Have a plan for calling 911. Go to a trusted neighbor to use the phone.
What should we do if there is a fire?Teach your kids what to do in case of fire. Practice with them.
In a fire, stay low to the ground.
Children should be taught that smoke is dangerous. Practice crawling to
avoid smoke. (Smoke rises.) Younger children can pretend to walk like a cat
Check doors before opening them.
Look under the door and at the edges. If your child sees smoke, she should
not open the door. Instead, teach her to go to a window.
If there is no smoke, have her lightly touch the doorknob. If it is warm,
leave the door closed and go the window. If it is cool, carefully open the
If her clothes should catch on fire, teach her to stop, drop, and roll.
If your clothes are on fire, stop.
Drop to the floor.
Roll around until the flames are gone.
Leave the house immediately. Never waste time to collect pets, toys, photos,
or other items.
Do not try to put the fire out. Get out of the house.
Do not call 911. Get out of the house, then call.
Do not take time to get dressed. Get out fast.
Never go back into a burning house.
10 Tips for Kids
Never play with matches or fire.
If you hear the fire alarm, get out of the house.
Never try to put the fire out. Get out of the house.
Do not take your toys or pets with you.
Feel the door before you open it. If it is hot or if you see smoke, go to
Crawl on the floor if the air is smoky.
If your clothes catch on fire, stop, drop, and roll.

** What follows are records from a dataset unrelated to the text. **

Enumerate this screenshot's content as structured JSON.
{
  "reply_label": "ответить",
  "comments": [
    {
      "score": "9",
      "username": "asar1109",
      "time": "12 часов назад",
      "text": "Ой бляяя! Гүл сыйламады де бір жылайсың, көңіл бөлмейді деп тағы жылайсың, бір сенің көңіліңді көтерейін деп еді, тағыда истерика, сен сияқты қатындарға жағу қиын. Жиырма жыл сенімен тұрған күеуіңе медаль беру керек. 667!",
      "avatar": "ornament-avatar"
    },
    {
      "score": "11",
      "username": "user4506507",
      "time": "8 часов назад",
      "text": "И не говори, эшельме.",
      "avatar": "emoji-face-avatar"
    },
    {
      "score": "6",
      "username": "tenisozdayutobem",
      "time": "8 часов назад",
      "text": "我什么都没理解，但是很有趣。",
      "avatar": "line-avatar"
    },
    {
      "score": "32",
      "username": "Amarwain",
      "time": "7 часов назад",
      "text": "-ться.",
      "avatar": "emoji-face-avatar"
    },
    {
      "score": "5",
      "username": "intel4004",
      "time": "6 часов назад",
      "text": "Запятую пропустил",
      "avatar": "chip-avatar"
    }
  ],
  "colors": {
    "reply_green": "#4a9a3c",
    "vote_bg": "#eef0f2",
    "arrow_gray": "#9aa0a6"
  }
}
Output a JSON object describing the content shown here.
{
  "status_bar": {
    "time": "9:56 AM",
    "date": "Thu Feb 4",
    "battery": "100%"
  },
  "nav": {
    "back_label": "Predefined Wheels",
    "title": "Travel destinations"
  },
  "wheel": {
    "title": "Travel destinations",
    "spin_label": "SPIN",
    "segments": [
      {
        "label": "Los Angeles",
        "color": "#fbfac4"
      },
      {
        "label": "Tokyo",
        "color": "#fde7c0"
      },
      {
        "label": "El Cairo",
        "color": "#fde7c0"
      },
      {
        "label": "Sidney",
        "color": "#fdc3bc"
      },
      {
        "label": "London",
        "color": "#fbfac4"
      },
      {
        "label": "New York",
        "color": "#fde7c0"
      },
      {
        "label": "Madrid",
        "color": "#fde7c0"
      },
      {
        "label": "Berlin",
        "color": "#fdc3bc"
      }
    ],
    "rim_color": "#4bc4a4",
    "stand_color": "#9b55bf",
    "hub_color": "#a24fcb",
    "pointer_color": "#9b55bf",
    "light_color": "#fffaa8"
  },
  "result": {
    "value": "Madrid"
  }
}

Once you are out of the house, go to the family meeting spot.
Never go back inside the house.
Have somebody call 911.
House fires can be very dangerous. Thousands of children lose their lives
in house fires each year.
Check your house for fire hazards and teach children fire safety tips.
Every house or apartment should have a fire extinguisher (on each floor)
and smoke detectors (in every bedroom). Escape ladders may be needed for upper-level
Your family should have a fire escape plan. Practice the plan.
Teach children what to do in case of fire. Teach them how to test doors
for heat and how to stop, drop, and roll.
Dowshen S. Fire Safety. KidsHealth. 1998 June (cited 2002 March 14). URL:
Massachusetts Department of Public Health. E.D.I.T.H.: Exit Drills in the
Home. Virtual Children's Hospital. (cited 2002 March 14). URL: http://www.vh.org/Patients/IHB/Peds/Safety/ExitDrill.html
Massachusetts Department of Public Health. Smoke Detectors. Virtual Children's
Hospital. (cited 2002 March 14). URL: http://www.vh.org/Patients/IHB/Peds/Safety/SmokeDetectors
Additional pediatric resources: GeneralPediatrics.com | PediatricEducation.org | SearchingPediatrics.com
Follow us on Twitter
@pedseducation and @pedsimaging and Facebook @pedsimaging and Instagram @pedsimaging
About Us |
Contact Us |
Virtual Pediatric Hospital is curated by
Donna M. D'Alessandro, M.D. and by Michael P. D'Alessandro, M.D.
Please send us comments by filling out our
All contents copyright © 1992-2016 Donna M. D'Alessandro, M.D. and Michael P. D'Alessandro, M.D. and the authors. All rights reserved.
"Virtual Pediatric Hospital", the Virtual Pediatric Hospital logo, and "A digital library of pediatric information" are all Trademarks of Donna M. D'Alessandro, M.D. and Michael P. D'Alessandro, M.D.
Virtual Pediatric Hospital is funded in whole by Donna M. D'Alessandro, M.D. and Michael P. D'Alessandro, M.D. Advertising is not accepted.
Your personal information remains confidential and is not sold, leased, or given to any third party be they reliable or not.
The information contained in Virtual Pediatric Hospital is not a substitute for the medical care and advice of your physician. There may be variations in treatment that your physician may recommend based on individual facts and circumstances.